-------- EXTRACTED RECORDS

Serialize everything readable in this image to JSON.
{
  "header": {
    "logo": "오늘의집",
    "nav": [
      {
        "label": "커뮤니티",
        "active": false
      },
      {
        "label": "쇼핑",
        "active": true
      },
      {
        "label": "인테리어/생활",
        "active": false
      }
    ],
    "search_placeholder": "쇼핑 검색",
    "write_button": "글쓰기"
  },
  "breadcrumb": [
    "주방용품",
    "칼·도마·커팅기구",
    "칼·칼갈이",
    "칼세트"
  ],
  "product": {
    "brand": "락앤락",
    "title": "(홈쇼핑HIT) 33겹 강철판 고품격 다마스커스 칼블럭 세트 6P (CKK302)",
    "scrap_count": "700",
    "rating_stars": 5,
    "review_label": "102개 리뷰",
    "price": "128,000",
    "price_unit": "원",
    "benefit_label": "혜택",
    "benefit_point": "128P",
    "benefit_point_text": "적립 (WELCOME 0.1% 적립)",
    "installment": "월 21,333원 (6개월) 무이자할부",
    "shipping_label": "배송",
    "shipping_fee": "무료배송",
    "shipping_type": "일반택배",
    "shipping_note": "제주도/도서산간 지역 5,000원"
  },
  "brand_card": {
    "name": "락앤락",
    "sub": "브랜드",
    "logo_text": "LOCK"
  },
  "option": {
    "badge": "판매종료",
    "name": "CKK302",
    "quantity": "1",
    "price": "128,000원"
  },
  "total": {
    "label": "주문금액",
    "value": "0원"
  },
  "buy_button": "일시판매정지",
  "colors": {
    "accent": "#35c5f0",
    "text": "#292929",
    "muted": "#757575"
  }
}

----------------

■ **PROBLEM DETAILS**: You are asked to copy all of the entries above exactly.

■ **ANSWER BOX**:
Serialize everything readable in this image to JSON.
{
  "header": {
    "logo": "오늘의집",
    "nav": [
      {
        "label": "커뮤니티",
        "active": false
      },
      {
        "label": "쇼핑",
        "active": true
      },
      {
        "label": "인테리어/생활",
        "active": false
      }
    ],
    "search_placeholder": "쇼핑 검색",
    "write_button": "글쓰기"
  },
  "breadcrumb": [
    "주방용품",
    "칼·도마·커팅기구",
    "칼·칼갈이",
    "칼세트"
  ],
  "product": {
    "brand": "락앤락",
    "title": "(홈쇼핑HIT) 33겹 강철판 고품격 다마스커스 칼블럭 세트 6P (CKK302)",
    "scrap_count": "700",
    "rating_stars": 5,
    "review_label": "102개 리뷰",
    "price": "128,000",
    "price_unit": "원",
    "benefit_label": "혜택",
    "benefit_point": "128P",
    "benefit_point_text": "적립 (WELCOME 0.1% 적립)",
    "installment": "월 21,333원 (6개월) 무이자할부",
    "shipping_label": "배송",
    "shipping_fee": "무료배송",
    "shipping_type": "일반택배",
    "shipping_note": "제주도/도서산간 지역 5,000원"
  },
  "brand_card": {
    "name": "락앤락",
    "sub": "브랜드",
    "logo_text": "LOCK"
  },
  "option": {
    "badge": "판매종료",
    "name": "CKK302",
    "quantity": "1",
    "price": "128,000원"
  },
  "total": {
    "label": "주문금액",
    "value": "0원"
  },
  "buy_button": "일시판매정지",
  "colors": {
    "accent": "#35c5f0",
    "text": "#292929",
    "muted": "#757575"
  }
}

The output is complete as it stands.